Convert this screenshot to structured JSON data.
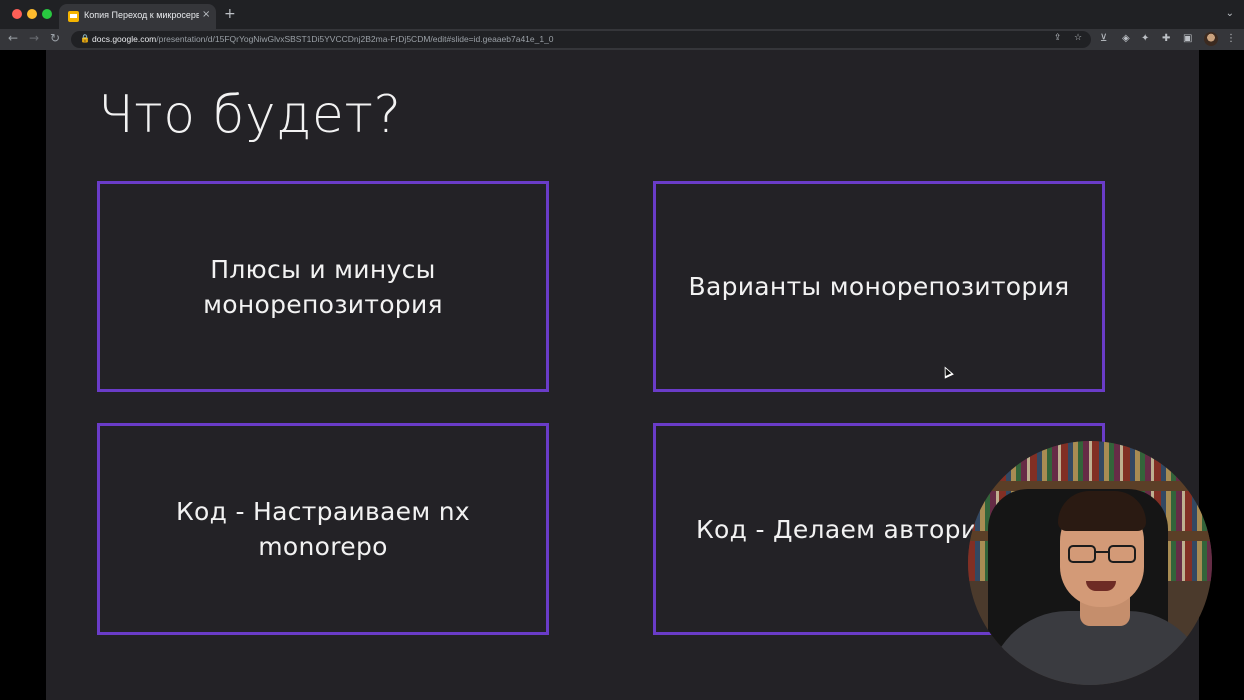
{
  "browser": {
    "tab_title": "Копия Переход к микросерв",
    "tab_close": "×",
    "new_tab": "+",
    "tabs_menu": "⌄",
    "url_host": "docs.google.com",
    "url_path": "/presentation/d/15FQrYogNiwGlvxSBST1Di5YVCCDnj2B2ma-FrDj5CDM/edit#slide=id.geaaeb7a41e_1_0",
    "back": "←",
    "forward": "→",
    "reload": "↻"
  },
  "slide": {
    "title": "Что будет?",
    "cards": [
      {
        "line1": "Плюсы и минусы",
        "line2": "монорепозитория"
      },
      {
        "line1": "Варианты монорепозитория",
        "line2": ""
      },
      {
        "line1": "Код - Настраиваем nx",
        "line2": "monorepo"
      },
      {
        "line1": "Код - Делаем автори",
        "line2": ""
      }
    ]
  },
  "colors": {
    "slide_bg": "#232226",
    "card_border": "#6a3cc8",
    "text": "#f2f2f2"
  }
}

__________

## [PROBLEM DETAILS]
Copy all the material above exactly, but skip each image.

## [TASK RESULT]
Convert this screenshot to structured JSON data.
{
  "browser": {
    "tab_title": "Копия Переход к микросерв",
    "tab_close": "×",
    "new_tab": "+",
    "tabs_menu": "⌄",
    "url_host": "docs.google.com",
    "url_path": "/presentation/d/15FQrYogNiwGlvxSBST1Di5YVCCDnj2B2ma-FrDj5CDM/edit#slide=id.geaaeb7a41e_1_0",
    "back": "←",
    "forward": "→",
    "reload": "↻"
  },
  "slide": {
    "title": "Что будет?",
    "cards": [
      {
        "line1": "Плюсы и минусы",
        "line2": "монорепозитория"
      },
      {
        "line1": "Варианты монорепозитория",
        "line2": ""
      },
      {
        "line1": "Код - Настраиваем nx",
        "line2": "monorepo"
      },
      {
        "line1": "Код - Делаем автори",
        "line2": ""
      }
    ]
  },
  "colors": {
    "slide_bg": "#232226",
    "card_border": "#6a3cc8",
    "text": "#f2f2f2"
  }
}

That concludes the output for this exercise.